The Irony of Multicuturalism

We live in a multicultural world: a world where a thousand cultures bloom, where sublime music, dazzling dances, great literature, beautiful poetry, magnificent art, fascinating cosmic visions, and a thousand cultural expressions of the human spirit find expression in so many different languages.
With our sophisticated technologies, no matter where we live, we have ample opportunities for experiencing these and enriching our lives as brothers and sisters in one large human family.
But instead, our world is wrought with conflicts, confrontations and controversies, claims of superiority of one culture over another, convictions that the religion of one’s own group is the only true path to the Divine, the arrogance that one’s own nation is better than any another, and such other narrowness that might have been understandable in the immature infancy of humanity, but which today are downright ugly and preposterous, even dangerous. Sadly, it is often in this framework that people reflect on language, culture and heritage in the grand internet arena. So many keep proclaiming how proud they are to belong to this religion or that, to this country or that, speaking this language or that. The planet is infested with so many proverbial frogs in the well of Aesop’s imagination.
When people from one cultural heritage settle down in alien shores, usually for making a better living, problems become even more complex. Instead of learning and absorbing the new culture in whose midst they have chosen to arrive, and contributing to the country by sharing their own cultural richness with their new fellow-citizens, many withdraw into their linguistic and cultural  cocoons, become psychologically insecure, and crave for special recognition and identity. Some even try to impose their own ethnic baggage and religion on the nation they have adopted, some begin affirm their uniqueness and yet others engage in attacks on their hosts who are viewed as villains out to destroy their culture. Books are written, lectures given, and passions aroused with this mindset. We live in an age when tastes and distastes, respect and rancor, love and hate are effectively formed through websites, list-serves, and e-books. It is often the negatives that many choose to dwell.

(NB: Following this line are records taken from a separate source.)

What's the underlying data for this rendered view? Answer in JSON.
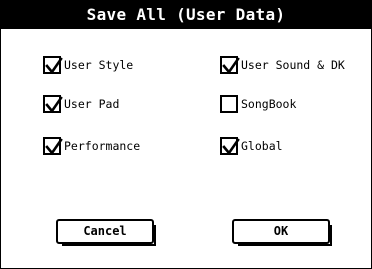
{
  "dialog": {
    "title": "Save All (User Data)"
  },
  "options": {
    "user_style": {
      "label": "User Style",
      "checked": true
    },
    "user_pad": {
      "label": "User Pad",
      "checked": true
    },
    "performance": {
      "label": "Performance",
      "checked": true
    },
    "user_sound_dk": {
      "label": "User Sound & DK",
      "checked": true
    },
    "songbook": {
      "label": "SongBook",
      "checked": false
    },
    "global": {
      "label": "Global",
      "checked": true
    }
  },
  "buttons": {
    "cancel_label": "Cancel",
    "ok_label": "OK"
  }
}
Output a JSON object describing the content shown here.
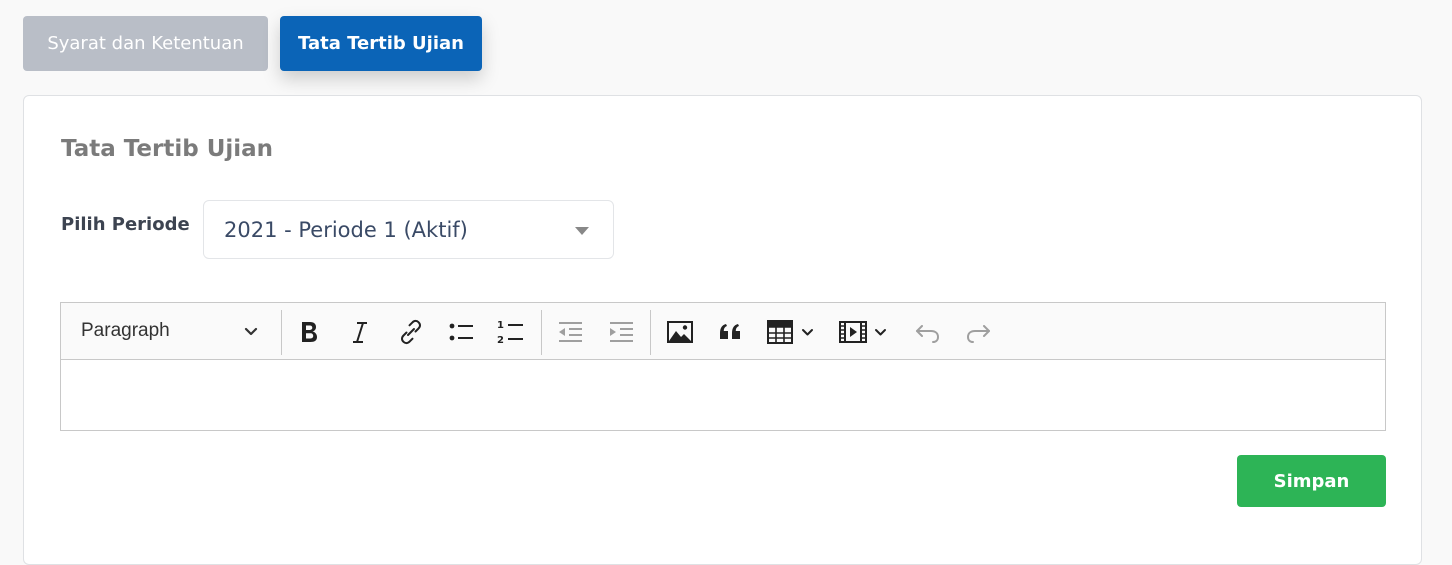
{
  "tabs": [
    {
      "label": "Syarat dan Ketentuan",
      "active": false
    },
    {
      "label": "Tata Tertib Ujian",
      "active": true
    }
  ],
  "card": {
    "title": "Tata Tertib Ujian",
    "periode_label": "Pilih Periode",
    "periode_value": "2021 - Periode 1 (Aktif)"
  },
  "editor": {
    "heading_dropdown": "Paragraph",
    "toolbar_icons": [
      "bold-icon",
      "italic-icon",
      "link-icon",
      "bulleted-list-icon",
      "numbered-list-icon",
      "outdent-icon",
      "indent-icon",
      "image-icon",
      "blockquote-icon",
      "table-icon",
      "media-icon",
      "undo-icon",
      "redo-icon"
    ],
    "content": ""
  },
  "actions": {
    "save_label": "Simpan"
  },
  "colors": {
    "active_tab": "#0b64b7",
    "inactive_tab": "#b9bec7",
    "save_button": "#2db456"
  }
}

As a result, multiculturalism is not a state of cultural diversity that is to be celebrated and rejoiced in, but a threat to the security and integrity of many groups.
What a sad irony!
April 28, 2014

A Prayer for Longevity

There is a shloka in the Atharva Veda (XIX.63) which prays for longevity in the following poetic way. Note the rhythmic repetition of sharadah shatam which means autumns hundred. Autumn is the best season in India. Note also how the prayer asks not only for seeing (understanding) and living, but also for learning (acquiring knowledge), rising (being up and above an easy posture), thriving (doing well materially), and growing (advancing).

pashyema sharadah shatam
jivema sharadah shatam
budhyema sharadah shatam
rohema sharadah shatam
pushema sharadah shatam
bhavema sharadah shatam
bhuyema sharadah shatam
bhuyasi sharadah shatam

May we see for a hundred autumns!
May we live for a hundred autumns!
May we learn for a hundred autumns!
May we rise up for a hundred autumns!
May we thrive for a hundred autumns!
May we stay for a hundred autumns!
May we grow for a hundred autumns!
May it be for more than a hundred

April 18, 2014

From TaittirIya Upanishad

Here is part of the opening verse of the Taittiriya Upanishad.
namo brahmaṇe
namaste vāyu
tvam eva pratyaksham brahmāsi
tvam eva pratyaksham brahma vadisyāmi
ṛtaM vadishyāmi
satyam vadishyāmi
tam māmavatu
tad vaktāram avatu
avatu mām
avatu vaktāram
Aum Sānti Santi SAntiH

Salutations brahman
Salutations to the Wind.
Thou indeed are the perceptible Brahman.
Of Thou as the perceptible Brahman, I will speak.
I will speak of that which is right.
I will speak of that which is true.
May it protect me!
May it protect him that speaks.
Om, peace! peace! peace!
This invocation sees in the wind (air: an absolute essential for life) a material manifestation of Brahman, the sustainer of all life. It makes a promise to utter only that which is morally right, and to speak of only that which is the truth. In other words, this is a resolution to engage only in moral discourse, and also never to speak of anything that is untrue. It seeks the protection of the Divine, not only for the aspirant but for all who are committed to moral uprightness and to the truth.